**Excerpted data:**
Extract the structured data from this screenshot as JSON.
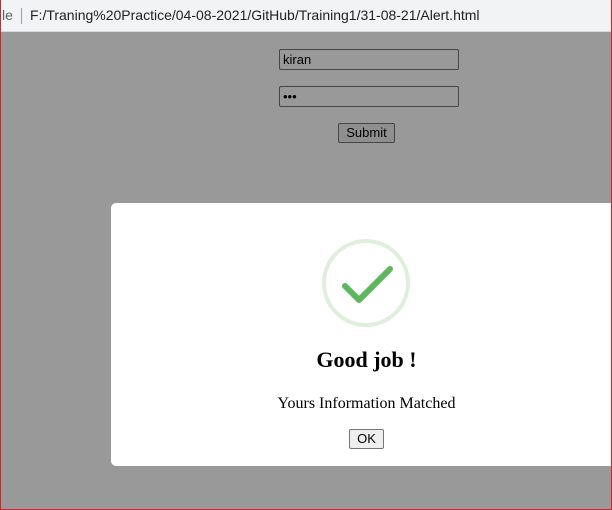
{
  "browser": {
    "address_prefix": "le",
    "url": "F:/Traning%20Practice/04-08-2021/GitHub/Training1/31-08-21/Alert.html"
  },
  "form": {
    "username_value": "kiran",
    "password_value": "•••",
    "submit_label": "Submit"
  },
  "alert": {
    "icon": "success-check-icon",
    "title": "Good job !",
    "message": "Yours Information Matched",
    "ok_label": "OK",
    "accent_color": "#5cb85c"
  }
}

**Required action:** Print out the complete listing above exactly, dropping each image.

**Solution for this problem:**
Extract the structured data from this screenshot as JSON.
{
  "browser": {
    "address_prefix": "le",
    "url": "F:/Traning%20Practice/04-08-2021/GitHub/Training1/31-08-21/Alert.html"
  },
  "form": {
    "username_value": "kiran",
    "password_value": "•••",
    "submit_label": "Submit"
  },
  "alert": {
    "icon": "success-check-icon",
    "title": "Good job !",
    "message": "Yours Information Matched",
    "ok_label": "OK",
    "accent_color": "#5cb85c"
  }
}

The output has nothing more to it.